- Burrowing Habits: Some iguana species are skilled burrowers, creating underground dens for shelter and nesting.
- Egg Incubation: Female iguanas typically bury their eggs in sand or soil, and the heat from the environment incubates them.
- Basking Aggregations: Iguanas often gather in basking aggregations, where multiple individuals sunbathe together.
- Tail Autotomy: In response to threats, some iguanas can shed their tails as a defense mechanism, distracting predators.
- Social Structure: Some iguana species, such as the Galápagos iguana, exhibit complex social hierarchies within their colonies.
- Predator Repellent: The skin of some iguana species can produce a foul-smelling substance as a defense mechanism against predators.
- Specialized Lungs: Iguanas have well-developed lungs to extract oxygen efficiently, which is crucial for their active lifestyles.
- Environmental Role: Iguanas play an essential ecological role in their habitats as herbivores and prey for various predators.
- Iguanas in Captivity: Green iguanas are among the most popular pet reptiles, but their care requirements can be complex, leading to challenges for inexperienced owners.
- Research Opportunities: Iguanas have been subjects of scientific research, contributing to our understanding of reptile biology, behavior, and ecology.

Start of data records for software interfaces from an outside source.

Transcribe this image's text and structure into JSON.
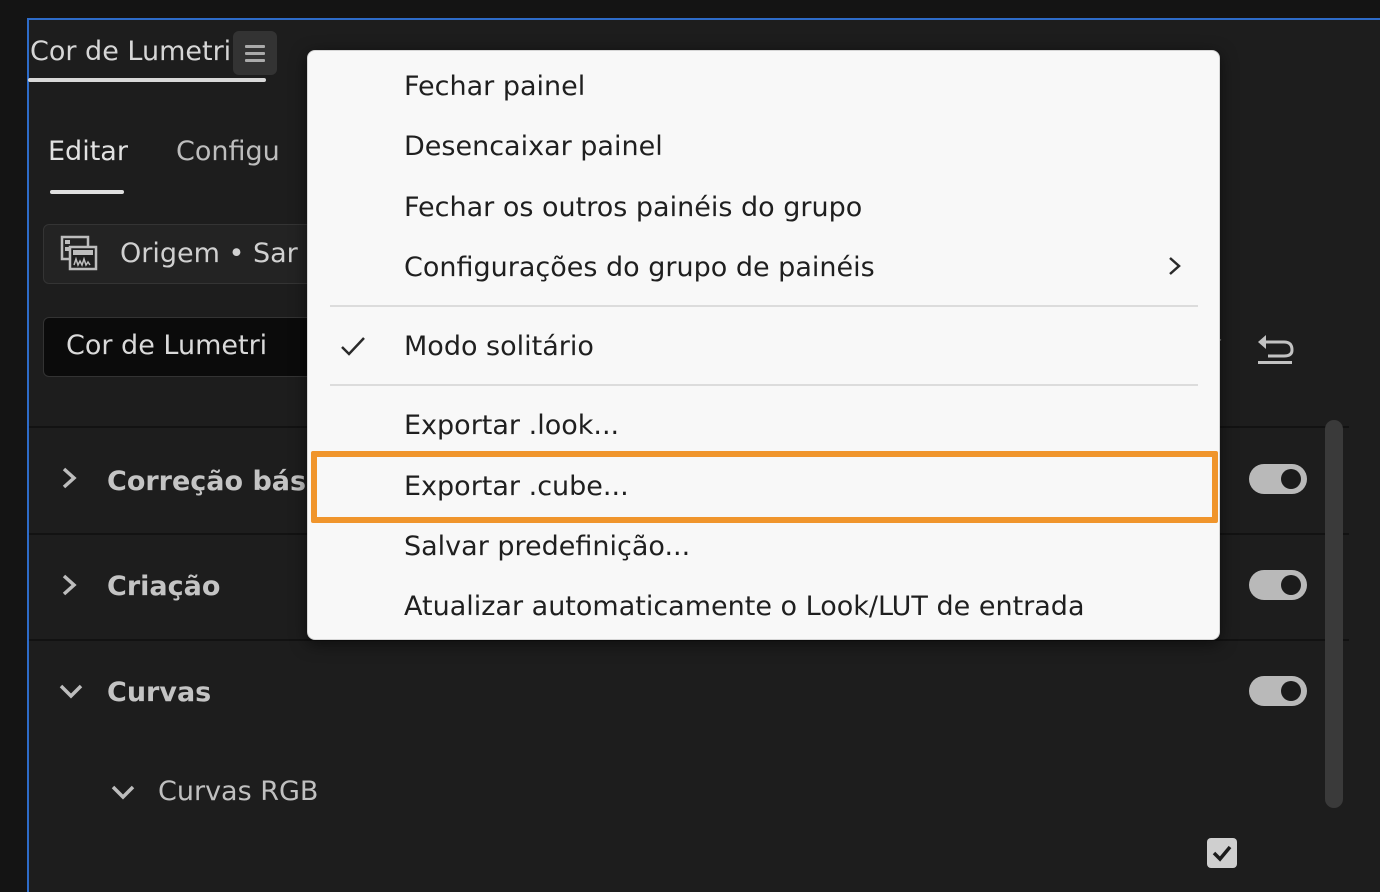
{
  "panel": {
    "tab_title": "Cor de Lumetri",
    "subtabs": {
      "edit": "Editar",
      "settings": "Configu"
    },
    "source": "Origem • Sar",
    "effect_select": "Cor de Lumetri"
  },
  "sections": [
    {
      "label": "Correção básica",
      "expanded": false,
      "enabled": true
    },
    {
      "label": "Criação",
      "expanded": false,
      "enabled": true
    },
    {
      "label": "Curvas",
      "expanded": true,
      "enabled": true
    }
  ],
  "subsection": {
    "label": "Curvas RGB",
    "expanded": true
  },
  "menu": {
    "items": {
      "close_panel": "Fechar painel",
      "undock_panel": "Desencaixar painel",
      "close_other_panels": "Fechar os outros painéis do grupo",
      "panel_group_settings": "Configurações do grupo de painéis",
      "solo_mode": "Modo solitário",
      "export_look": "Exportar .look...",
      "export_cube": "Exportar .cube...",
      "save_preset": "Salvar predefinição...",
      "auto_update_lut": "Atualizar automaticamente o Look/LUT de entrada"
    },
    "solo_mode_checked": true,
    "highlighted_item": "export_cube",
    "highlight_color": "#f0952c"
  },
  "colors": {
    "panel_border": "#2e6cc9",
    "panel_bg": "#1d1d1d",
    "menu_bg": "#f8f8f8"
  }
}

Iguanas are a remarkable and diverse group of reptiles that have adapted to a wide range of environments and lifestyles. From the iconic marine iguanas of the Galápagos Islands to the terrestrial green iguanas, these creatures offer a glimpse into the complexity of nature’s designs. Their unique behaviors, striking appearances, and ecological roles make them subjects of fascination for researchers and nature enthusiasts alike. As we strive to protect their natural habitats and ensure their well-being in captivity, we continue to unravel the many mysteries and wonders of these remarkable reptiles, highlighting their importance in the intricate tapestry of our planet’s biodiversity.